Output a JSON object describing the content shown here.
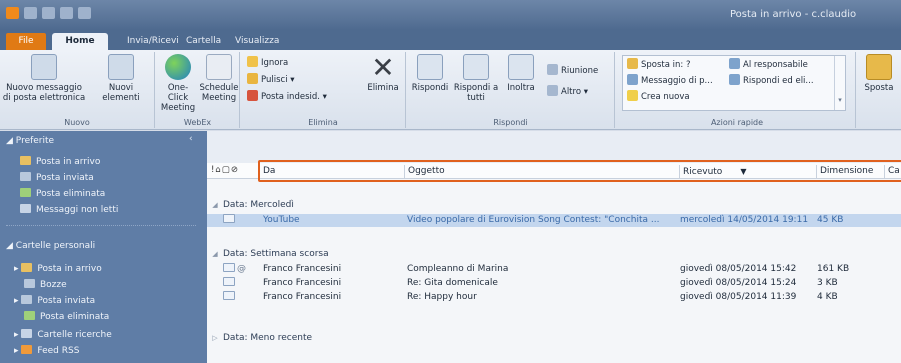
{
  "window": {
    "title": "Posta in arrivo - c.claudio"
  },
  "tabs": [
    "File",
    "Home",
    "Invia/Ricevi",
    "Cartella",
    "Visualizza"
  ],
  "ribbon": {
    "nuovo": {
      "btn1": "Nuovo messaggio di posta elettronica",
      "btn2": "Nuovi elementi",
      "label": "Nuovo"
    },
    "webex": {
      "btn1": "One-Click Meeting",
      "btn2": "Schedule Meeting",
      "label": "WebEx"
    },
    "elimina": {
      "ignora": "Ignora",
      "pulisci": "Pulisci",
      "posta_indesid": "Posta indesid.",
      "elimina": "Elimina",
      "label": "Elimina"
    },
    "rispondi": {
      "rispondi": "Rispondi",
      "rispondi_tutti": "Rispondi a tutti",
      "inoltra": "Inoltra",
      "riunione": "Riunione",
      "altro": "Altro",
      "label": "Rispondi"
    },
    "azioni_rapide": {
      "sposta_in": "Sposta in: ?",
      "messaggio": "Messaggio di p...",
      "crea_nuova": "Crea nuova",
      "al_responsabile": "Al responsabile",
      "rispondi_ed_eli": "Rispondi ed eli...",
      "label": "Azioni rapide"
    },
    "sposta": {
      "label": "Sposta"
    }
  },
  "nav": {
    "preferite_title": "Preferite",
    "preferite": [
      "Posta in arrivo",
      "Posta inviata",
      "Posta eliminata",
      "Messaggi non letti"
    ],
    "personali_title": "Cartelle personali",
    "personali": [
      "Posta in arrivo",
      "Bozze",
      "Posta inviata",
      "Posta eliminata",
      "Cartelle ricerche",
      "Feed RSS"
    ]
  },
  "columns": {
    "da": "Da",
    "oggetto": "Oggetto",
    "ricevuto": "Ricevuto",
    "dimensione": "Dimensione",
    "cat": "Ca"
  },
  "groups": [
    {
      "label": "Data: Mercoledì",
      "rows": [
        {
          "from": "YouTube",
          "subject": "Video popolare di Eurovision Song Contest: \"Conchita ...",
          "received": "mercoledì 14/05/2014 19:11",
          "size": "45 KB"
        }
      ]
    },
    {
      "label": "Data: Settimana scorsa",
      "rows": [
        {
          "from": "Franco Francesini",
          "subject": "Compleanno di Marina",
          "received": "giovedì 08/05/2014 15:42",
          "size": "161 KB"
        },
        {
          "from": "Franco Francesini",
          "subject": "Re: Gita domenicale",
          "received": "giovedì 08/05/2014 15:24",
          "size": "3 KB"
        },
        {
          "from": "Franco Francesini",
          "subject": "Re: Happy hour",
          "received": "giovedì 08/05/2014 11:39",
          "size": "4 KB"
        }
      ]
    },
    {
      "label": "Data: Meno recente",
      "rows": []
    }
  ],
  "colors": {
    "accent": "#e0611e",
    "selected_row": "#c3d6ee",
    "nav_bg": "#5f7da6"
  }
}
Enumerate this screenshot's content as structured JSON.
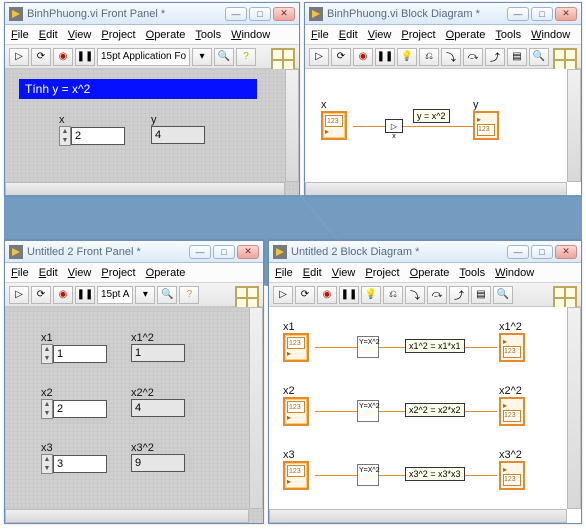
{
  "win1": {
    "title": "BinhPhuong.vi Front Panel *",
    "menu": [
      "File",
      "Edit",
      "View",
      "Project",
      "Operate",
      "Tools",
      "Window"
    ],
    "fontField": "15pt Application Fo",
    "banner": "Tính y = x^2",
    "lbl_x": "x",
    "lbl_y": "y",
    "val_x": "2",
    "val_y": "4"
  },
  "win2": {
    "title": "BinhPhuong.vi Block Diagram *",
    "menu": [
      "File",
      "Edit",
      "View",
      "Project",
      "Operate",
      "Tools",
      "Window"
    ],
    "lbl_x": "x",
    "lbl_y": "y",
    "op": "x",
    "formula": "y = x^2",
    "val123": "123"
  },
  "win3": {
    "title": "Untitled 2 Front Panel *",
    "menu": [
      "File",
      "Edit",
      "View",
      "Project",
      "Operate"
    ],
    "fontField": "15pt A",
    "rows": [
      {
        "lblIn": "x1",
        "valIn": "1",
        "lblOut": "x1^2",
        "valOut": "1"
      },
      {
        "lblIn": "x2",
        "valIn": "2",
        "lblOut": "x2^2",
        "valOut": "4"
      },
      {
        "lblIn": "x3",
        "valIn": "3",
        "lblOut": "x3^2",
        "valOut": "9"
      }
    ]
  },
  "win4": {
    "title": "Untitled 2 Block Diagram *",
    "menu": [
      "File",
      "Edit",
      "View",
      "Project",
      "Operate",
      "Tools",
      "Window"
    ],
    "subvi": "Y=X^2",
    "rows": [
      {
        "lblIn": "x1",
        "lblOut": "x1^2",
        "formula": "x1^2 = x1*x1"
      },
      {
        "lblIn": "x2",
        "lblOut": "x2^2",
        "formula": "x2^2 = x2*x2"
      },
      {
        "lblIn": "x3",
        "lblOut": "x3^2",
        "formula": "x3^2 = x3*x3"
      }
    ],
    "val123": "123"
  },
  "winbtn": {
    "min": "—",
    "max": "□",
    "close": "✕"
  }
}
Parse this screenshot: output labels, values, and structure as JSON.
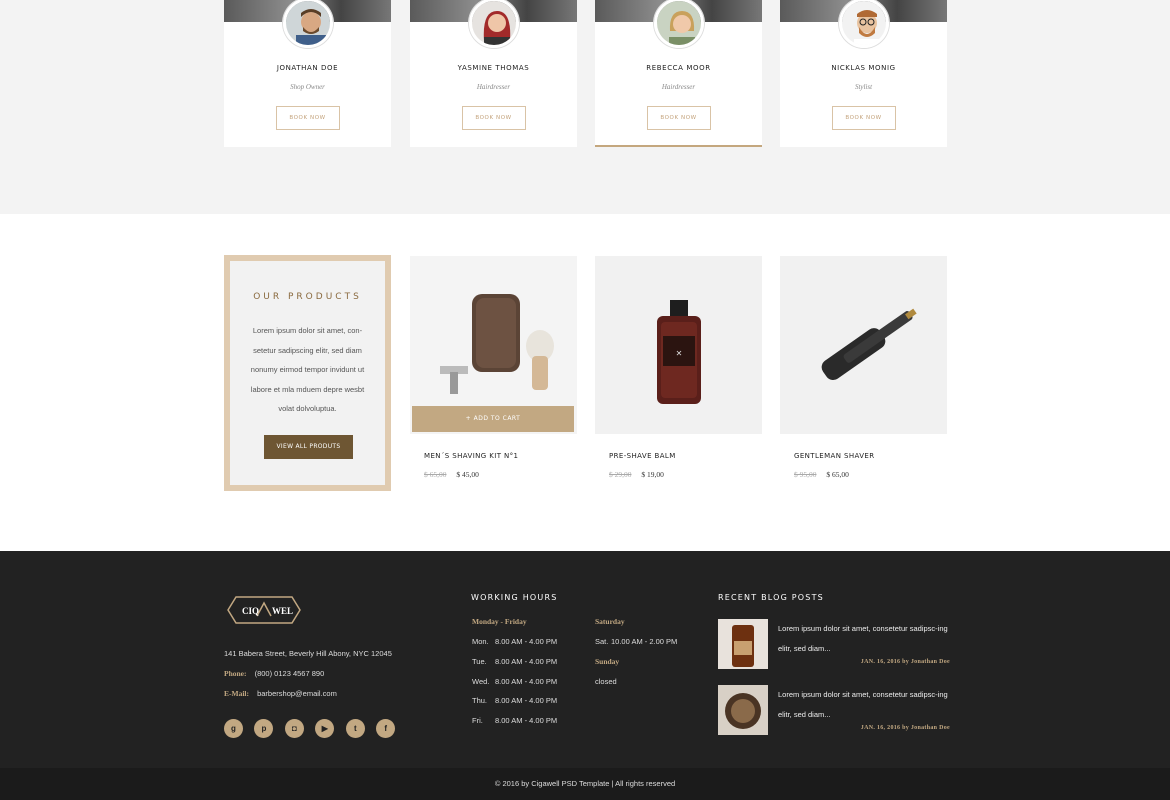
{
  "team": [
    {
      "name": "JONATHAN DOE",
      "role": "Shop Owner",
      "button": "BOOK NOW"
    },
    {
      "name": "YASMINE THOMAS",
      "role": "Hairdresser",
      "button": "BOOK NOW"
    },
    {
      "name": "REBECCA MOOR",
      "role": "Hairdresser",
      "button": "BOOK NOW"
    },
    {
      "name": "NICKLAS MONIG",
      "role": "Stylist",
      "button": "BOOK NOW"
    }
  ],
  "products_intro": {
    "title": "OUR PRODUCTS",
    "description": "Lorem ipsum dolor sit amet, con-setetur sadipscing elitr, sed diam nonumy eirmod tempor invidunt ut labore et mla mduem depre wesbt volat dolvoluptua.",
    "button": "VIEW ALL PRODUTS"
  },
  "products": [
    {
      "name": "MEN´S SHAVING KIT N°1",
      "old_price": "$ 65,00",
      "price": "$ 45,00",
      "add_to_cart": "+ ADD TO CART"
    },
    {
      "name": "PRE-SHAVE BALM",
      "old_price": "$ 29,00",
      "price": "$ 19,00"
    },
    {
      "name": "GENTLEMAN SHAVER",
      "old_price": "$ 95,00",
      "price": "$ 65,00"
    }
  ],
  "footer": {
    "logo_text_left": "CIQ",
    "logo_text_right": "WEL",
    "address": "141 Babera Street, Beverly Hill Abony, NYC 12045",
    "phone_label": "Phone:",
    "phone": "(800) 0123 4567 890",
    "email_label": "E-Mail:",
    "email": "barbershop@email.com",
    "socials": [
      "google-plus-icon",
      "pinterest-icon",
      "instagram-icon",
      "youtube-icon",
      "twitter-icon",
      "facebook-icon"
    ],
    "hours_heading": "WORKING HOURS",
    "weekday_label": "Monday - Friday",
    "weekdays": [
      {
        "day": "Mon.",
        "time": "8.00 AM - 4.00 PM"
      },
      {
        "day": "Tue.",
        "time": "8.00 AM - 4.00 PM"
      },
      {
        "day": "Wed.",
        "time": "8.00 AM - 4.00 PM"
      },
      {
        "day": "Thu.",
        "time": "8.00 AM - 4.00 PM"
      },
      {
        "day": "Fri.",
        "time": "8.00 AM - 4.00 PM"
      }
    ],
    "saturday_label": "Saturday",
    "saturday": {
      "day": "Sat.",
      "time": "10.00 AM - 2.00 PM"
    },
    "sunday_label": "Sunday",
    "sunday": "closed",
    "blog_heading": "RECENT BLOG POSTS",
    "blog_posts": [
      {
        "text": "Lorem ipsum dolor sit amet, consetetur sadipsc-ing elitr, sed diam...",
        "meta": "JAN. 16, 2016 by Jonathan Doe"
      },
      {
        "text": "Lorem ipsum dolor sit amet, consetetur sadipsc-ing elitr, sed diam...",
        "meta": "JAN. 16, 2016 by Jonathan Doe"
      }
    ],
    "copyright": "© 2016 by Cigawell PSD Template | All rights reserved"
  }
}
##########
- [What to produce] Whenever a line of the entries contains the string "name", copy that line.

- [Response to this exercise]
      "name": "JONATHAN DOE",
      "name": "YASMINE THOMAS",
      "name": "REBECCA MOOR",
      "name": "NICKLAS MONIG",
      "name": "MEN´S SHAVING KIT N°1",
      "name": "PRE-SHAVE BALM",
      "name": "GENTLEMAN SHAVER",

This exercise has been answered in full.